KTEP - El Paso, Texas

Jean Zimmerman

The dummies employed by ventriloquists have an odd split personality — they're either funny or terrifying, sometimes both at once, and this kind of bifurcated existence slips into The Ventriloquists, E.R. Ramzipoor's lively novel of the WWII homefront in Europe. It's the story of a group of resisters aiming to lampoon the Nazis by publishing a fake edition of a real newspaper, which had been turned into a mouthpiece of the occupation. Ramizpoor based the plot on actual events that took place in Brussels, reality providing the underlying horror for the satirical conspiracy.

Mackenzie Johnston, anthropology student, lives with her parents, "a disgraced baby bird returned to the nest." Author Caite Dolan-Leach takes her time in her second novel, We Went to the Woods, revealing what exactly has driven Mackenzie to take refuge in her childhood bedroom. Appearing on a reality TV show called The Millennial Experiment, she ill-advisedly outed a transgender castmate, a move which unleashed a torrent of internet animus and got her kicked out of her graduate program.

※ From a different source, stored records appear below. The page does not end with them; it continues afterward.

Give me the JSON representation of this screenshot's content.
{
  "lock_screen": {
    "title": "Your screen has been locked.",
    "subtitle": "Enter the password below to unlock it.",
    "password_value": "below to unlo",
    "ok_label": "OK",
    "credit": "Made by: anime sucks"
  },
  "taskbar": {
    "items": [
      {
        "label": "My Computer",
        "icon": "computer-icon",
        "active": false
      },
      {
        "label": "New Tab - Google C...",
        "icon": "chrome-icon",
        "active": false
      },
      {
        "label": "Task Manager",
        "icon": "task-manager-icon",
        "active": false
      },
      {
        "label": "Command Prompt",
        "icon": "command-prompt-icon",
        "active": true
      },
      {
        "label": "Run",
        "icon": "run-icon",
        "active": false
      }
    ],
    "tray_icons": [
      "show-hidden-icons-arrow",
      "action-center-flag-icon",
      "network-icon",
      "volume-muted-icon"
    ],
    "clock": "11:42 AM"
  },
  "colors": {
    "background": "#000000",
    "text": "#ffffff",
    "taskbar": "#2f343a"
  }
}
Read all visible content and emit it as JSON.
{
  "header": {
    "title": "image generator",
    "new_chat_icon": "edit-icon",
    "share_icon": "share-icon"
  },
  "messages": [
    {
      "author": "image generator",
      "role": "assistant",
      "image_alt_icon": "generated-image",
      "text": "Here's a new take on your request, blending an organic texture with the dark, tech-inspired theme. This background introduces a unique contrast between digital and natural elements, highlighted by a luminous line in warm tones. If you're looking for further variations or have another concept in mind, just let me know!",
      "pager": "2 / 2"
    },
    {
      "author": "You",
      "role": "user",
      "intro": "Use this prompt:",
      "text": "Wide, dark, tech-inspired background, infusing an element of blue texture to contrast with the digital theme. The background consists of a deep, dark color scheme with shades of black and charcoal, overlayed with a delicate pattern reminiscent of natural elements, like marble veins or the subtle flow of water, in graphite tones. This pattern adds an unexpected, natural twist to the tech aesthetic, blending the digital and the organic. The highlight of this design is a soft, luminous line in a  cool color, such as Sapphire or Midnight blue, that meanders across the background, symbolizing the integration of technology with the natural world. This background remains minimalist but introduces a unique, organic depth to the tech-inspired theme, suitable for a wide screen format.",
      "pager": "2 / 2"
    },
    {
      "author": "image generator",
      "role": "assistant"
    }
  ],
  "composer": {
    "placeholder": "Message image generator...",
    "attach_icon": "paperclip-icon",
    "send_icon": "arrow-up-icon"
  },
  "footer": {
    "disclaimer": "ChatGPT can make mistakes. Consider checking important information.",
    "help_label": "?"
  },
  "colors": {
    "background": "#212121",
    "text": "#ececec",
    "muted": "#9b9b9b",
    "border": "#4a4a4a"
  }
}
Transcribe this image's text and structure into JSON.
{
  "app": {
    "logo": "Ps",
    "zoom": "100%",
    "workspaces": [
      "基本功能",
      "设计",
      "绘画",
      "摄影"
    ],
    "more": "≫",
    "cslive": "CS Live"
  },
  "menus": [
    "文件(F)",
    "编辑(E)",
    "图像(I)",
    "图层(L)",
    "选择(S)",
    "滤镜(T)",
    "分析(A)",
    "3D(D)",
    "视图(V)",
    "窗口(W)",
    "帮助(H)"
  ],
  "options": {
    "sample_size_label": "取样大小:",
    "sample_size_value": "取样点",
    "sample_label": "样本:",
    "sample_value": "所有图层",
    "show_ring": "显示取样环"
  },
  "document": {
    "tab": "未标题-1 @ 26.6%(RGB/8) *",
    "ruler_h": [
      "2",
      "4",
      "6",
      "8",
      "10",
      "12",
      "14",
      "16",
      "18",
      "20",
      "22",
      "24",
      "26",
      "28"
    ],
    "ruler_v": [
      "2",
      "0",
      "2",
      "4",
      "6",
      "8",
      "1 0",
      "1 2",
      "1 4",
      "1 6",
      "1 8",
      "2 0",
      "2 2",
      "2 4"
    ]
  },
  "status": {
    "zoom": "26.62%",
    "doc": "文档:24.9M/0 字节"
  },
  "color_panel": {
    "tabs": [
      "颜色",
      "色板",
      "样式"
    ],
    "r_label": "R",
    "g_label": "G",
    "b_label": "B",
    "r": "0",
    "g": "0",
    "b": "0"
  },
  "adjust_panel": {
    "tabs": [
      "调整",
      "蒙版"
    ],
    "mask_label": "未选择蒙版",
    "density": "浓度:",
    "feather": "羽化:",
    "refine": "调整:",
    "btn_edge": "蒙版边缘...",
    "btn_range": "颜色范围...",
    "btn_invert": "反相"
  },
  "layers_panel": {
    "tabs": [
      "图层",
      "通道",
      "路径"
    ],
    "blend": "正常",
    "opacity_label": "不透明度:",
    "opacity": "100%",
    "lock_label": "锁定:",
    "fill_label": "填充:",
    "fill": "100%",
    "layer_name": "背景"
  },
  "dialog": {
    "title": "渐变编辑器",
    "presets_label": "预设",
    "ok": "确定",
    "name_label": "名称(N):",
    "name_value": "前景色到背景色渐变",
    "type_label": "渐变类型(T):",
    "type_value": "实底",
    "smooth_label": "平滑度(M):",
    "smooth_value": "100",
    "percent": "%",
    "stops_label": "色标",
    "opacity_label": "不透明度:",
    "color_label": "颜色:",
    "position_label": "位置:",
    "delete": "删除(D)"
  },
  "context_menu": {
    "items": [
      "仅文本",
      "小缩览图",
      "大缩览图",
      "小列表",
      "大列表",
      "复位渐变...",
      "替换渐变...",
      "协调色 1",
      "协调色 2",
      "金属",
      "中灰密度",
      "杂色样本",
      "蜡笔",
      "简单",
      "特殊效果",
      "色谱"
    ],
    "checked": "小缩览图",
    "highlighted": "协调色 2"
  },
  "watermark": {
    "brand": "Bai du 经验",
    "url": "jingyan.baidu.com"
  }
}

A faint tang of snobbery hangs about the term "beach read," as if, given the choice, we'd all prefer to sprawl out on a blanket in the Hamptons with War and Peace, say, or Infinite Jest (those might be properly termed littoral reads). But it takes more than sand to make a beach read: It needs a certain weightlessness, an ephemeral quality, with no heavy lifting required. Readers won't find themselves having to go back over particularly dense passages in order to keep up. Toes in the sand, sun in the sky, not a thought in our heads — that's a beach read.

Which one of us hasn't imagined putting down on paper a narrative of our ancestors? It's a go-to premise for almost all newbie novelists, who are naturally certain their own family histories will prove enthralling to others. Deb Spera, a successful television producer, has deep roots in the very real town of Branchville, S.C., and draws on those roots in her first work of fiction, Call Your Daughter Home.

Never take rides from strangers, counsel the wise elders. By this time, though, author Elizabeth Gilbert is no stranger, but a friend eager to take readers along on one joyous ride after another — fiction, memoirs, whatever moves her. City of Girls, Gilbert's latest novel, has the faint whiff of the expected, beginning with the almost obligatory use of the word "girls" in a title, a trend that shows no sign of abating. What's next? The Girlish Girls of a Girl's Girlhood?

The Farm might serve only as an echo-chamber treatment of The Handmaid's Tale, were it not for author Joanne Ramos's deft way of creating characters. She peoples her book with figures who are appealingly engaging — or, at times, engagingly repellent.

So was that real?

I hear variations on this theme all the time from readers. Titrating fact and fantasy can give a story a mysterious energy. Writers fetch up those details that sate the senses, allowing us to touch and taste, hear and feel how things were once upon a time. A woman steps out in Gilded Age New York City. Would she wear muslin or silk, petticoats or a hoop of whale baleen? Short kid gloves or long satin ones? How deep is her decolletage? All the particulars, please!